**Problem requirements**
Reproduce all the entries exactly and keep the pictures out.

**Records for this task**
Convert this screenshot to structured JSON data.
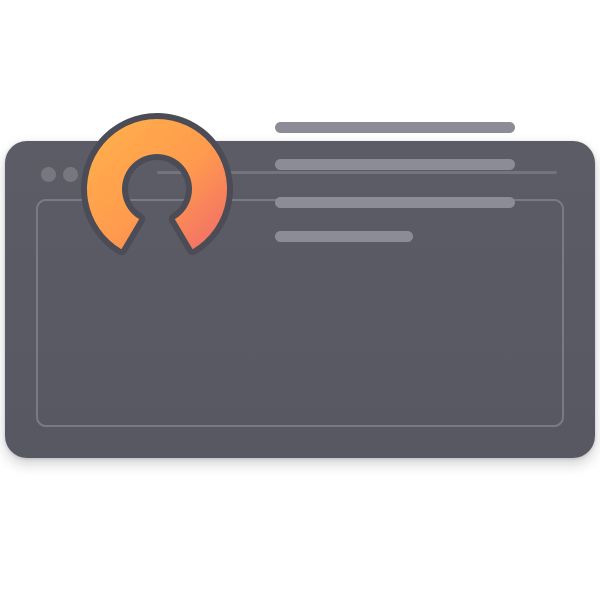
{
  "illustration": {
    "kind": "browser-window-dashboard-icon",
    "colors": {
      "page_background": "#ffffff",
      "window_background": "#585862",
      "window_top": "#5c5c66",
      "panel_border": "#7a7a86",
      "dot": "#77777f",
      "titlebar_line": "#74747e",
      "placeholder_line": "#8c8c96",
      "gauge_outline": "#4c4c56",
      "gauge_gradient_start": "#ffb24a",
      "gauge_gradient_mid": "#ff9a4e",
      "gauge_gradient_end": "#f06a6a"
    },
    "window_controls": [
      "dot",
      "dot",
      "dot"
    ],
    "gauge": {
      "icon": "gauge-icon",
      "level": 0.83
    },
    "placeholder_lines": 4
  }
}
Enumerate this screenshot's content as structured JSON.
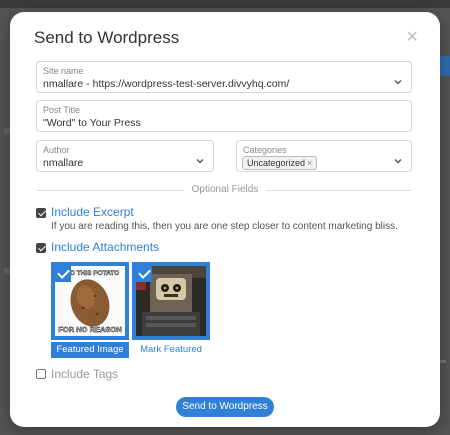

**Solved exercise**
Convert this screenshot to structured JSON data.
{
  "illustration": {
    "kind": "browser-window-dashboard-icon",
    "colors": {
      "page_background": "#ffffff",
      "window_background": "#585862",
      "window_top": "#5c5c66",
      "panel_border": "#7a7a86",
      "dot": "#77777f",
      "titlebar_line": "#74747e",
      "placeholder_line": "#8c8c96",
      "gauge_outline": "#4c4c56",
      "gauge_gradient_start": "#ffb24a",
      "gauge_gradient_mid": "#ff9a4e",
      "gauge_gradient_end": "#f06a6a"
    },
    "window_controls": [
      "dot",
      "dot",
      "dot"
    ],
    "gauge": {
      "icon": "gauge-icon",
      "level": 0.83
    },
    "placeholder_lines": 4
  }
}
Enumerate this screenshot's content as structured JSON.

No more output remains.